RIM's new BlackBerry Tour smartphone adds a crisper screen display and advanced multi-media support, including Apple iTunes synchronization, to lure new users.
But those users seem to be from the consumer rather than enterprise market, continuing RIM's aggressive efforts to grow BlackBerry into a mass brand. Thus, the Tour 9630 combines a number of features found separately in its brethren, the Curve 8900 and the BlackBerry Bold. The result is a BlackBerry optimized for handling photos, videos and music files.
It's the first full-keyboard BlackBerry for CDMA EV-DO Rev 3G networks in North America (and UMTS/HSPA overseas, along with quad-band EDGE networks). A key difference from the Curve and the Bold: the Tour lacks Wi-Fi.
The device will be available in the United States on both Sprint and Verizon networks. It will be available on Sprint later this summer, priced at roughly $200 with a two-year contract, and after both a $50 "instant rebate" and a $100 mail-in rebate. Verizon hasn't announced details.
As with other BlackBerries, the Tour can be managed and secured via the BlackBerry Enterprise Server. RIM recently released BES 5.0.
PC World has an initial comparison, based just on the vendor specifications of the just-introduced Tour with the just-introduced Nokia E72, part of Nokia's enterprise smartphone line.
The Tour is almost identical to the BlackBerry Bold in size and weight: 4.4 inches high, 2.4 inches wide, and 0.6 inches thick, weighing 4.58 ounces. (RIM has an online tour of the Tour). It has a 480x340 pixel 2.44-inch screen, compared to the Bold's 480 x 320 (the Curve is 480 x 360). Due to the Tour's higher pixel per inch density, 245, RIM says it's the highest resolution BlackBerry. Of course, there is the iconic and efficient full QWERTY keyboard, with frets separating each row, as in the Bold.
The Tour has the Curve's 3.2-megapixel camera (instead of the Bold's 2-megapixel one), with auto focus, variable zoom, image stabilization and video recording.
It has 256MB of Flash memory, a hot-swappable microSD/SDHC card slot for 16GB cards today and 32GB in future.
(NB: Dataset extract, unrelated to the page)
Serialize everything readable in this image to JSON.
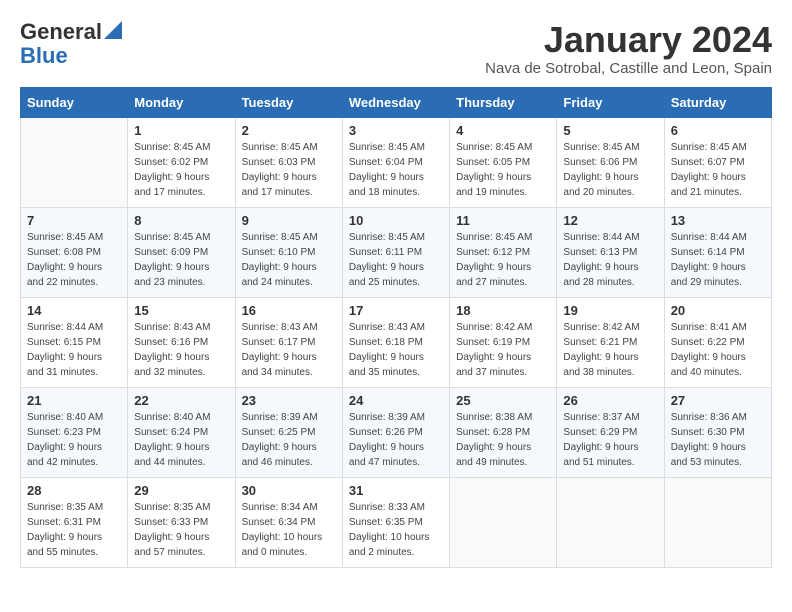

The phone has RIM's media player and support for MPEG4 Part 2 Simple Profile, among others, for video; itadds WMA ProPlus to the alphabet soup of supported audio formats.
As with the Bold, there is built-in GPS and the BlackBerry Maps applications. (You can check out our own recommendations of BlackBerry applications for IT professionals.) BlackBerry Media Synch lets you sync the phone with iTunes and Windows Player. DataVis Documents to Go comes with the Tour, for editing Microsoft Word, Excel and PowerPoint files.
It has integrated support for RIM's recently announced BlackBerry App World, the vendor's online application store.
In keeping with an industry trend, the Tour has simplified access to social networking sites: Facebook, MySpace and Flickr. It supports a pack of popular instant messaging services.